- **Study material**
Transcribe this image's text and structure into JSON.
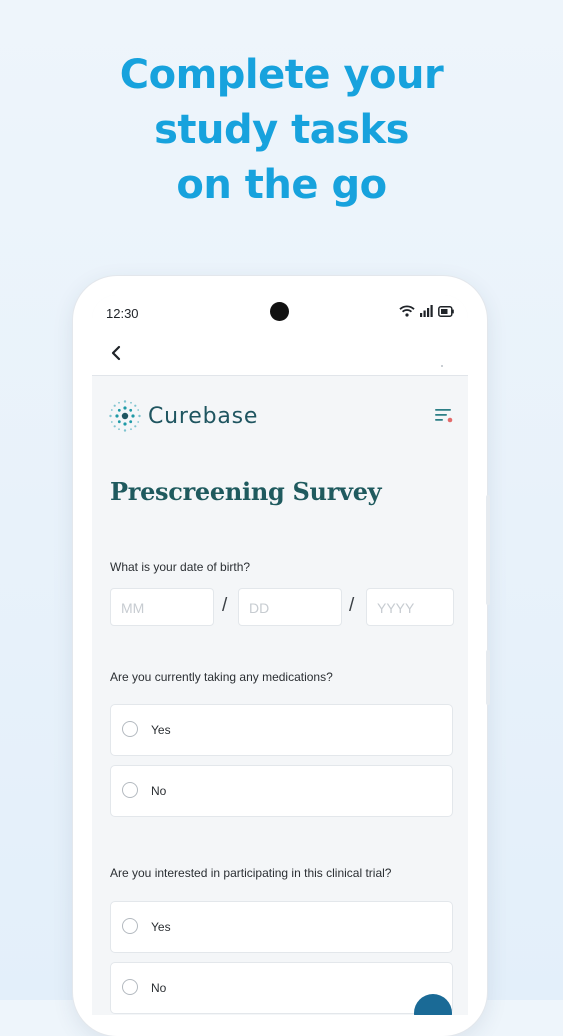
{
  "headline": {
    "line1": "Complete your",
    "line2": "study tasks",
    "line3": "on the go"
  },
  "status_bar": {
    "time": "12:30",
    "icons": [
      "wifi-icon",
      "signal-icon",
      "battery-icon"
    ]
  },
  "app_bar": {
    "back_icon": "chevron-left-icon"
  },
  "brand": {
    "name": "Curebase",
    "color": "#1f5560"
  },
  "survey": {
    "title": "Prescreening Survey",
    "dob": {
      "question": "What is your date of birth?",
      "month_placeholder": "MM",
      "day_placeholder": "DD",
      "year_placeholder": "YYYY",
      "separator": "/"
    },
    "medications": {
      "question": "Are you currently taking any medications?",
      "options": [
        "Yes",
        "No"
      ]
    },
    "interest": {
      "question": "Are you interested in participating in this clinical trial?",
      "options": [
        "Yes",
        "No"
      ]
    }
  },
  "colors": {
    "accent": "#17a2dd",
    "title": "#1f5a5e",
    "fab": "#1a6a96"
  }
}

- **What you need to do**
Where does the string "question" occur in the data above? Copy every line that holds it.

- **Written response**
      "question": "What is your date of birth?",
      "question": "Are you currently taking any medications?",
      "question": "Are you interested in participating in this clinical trial?",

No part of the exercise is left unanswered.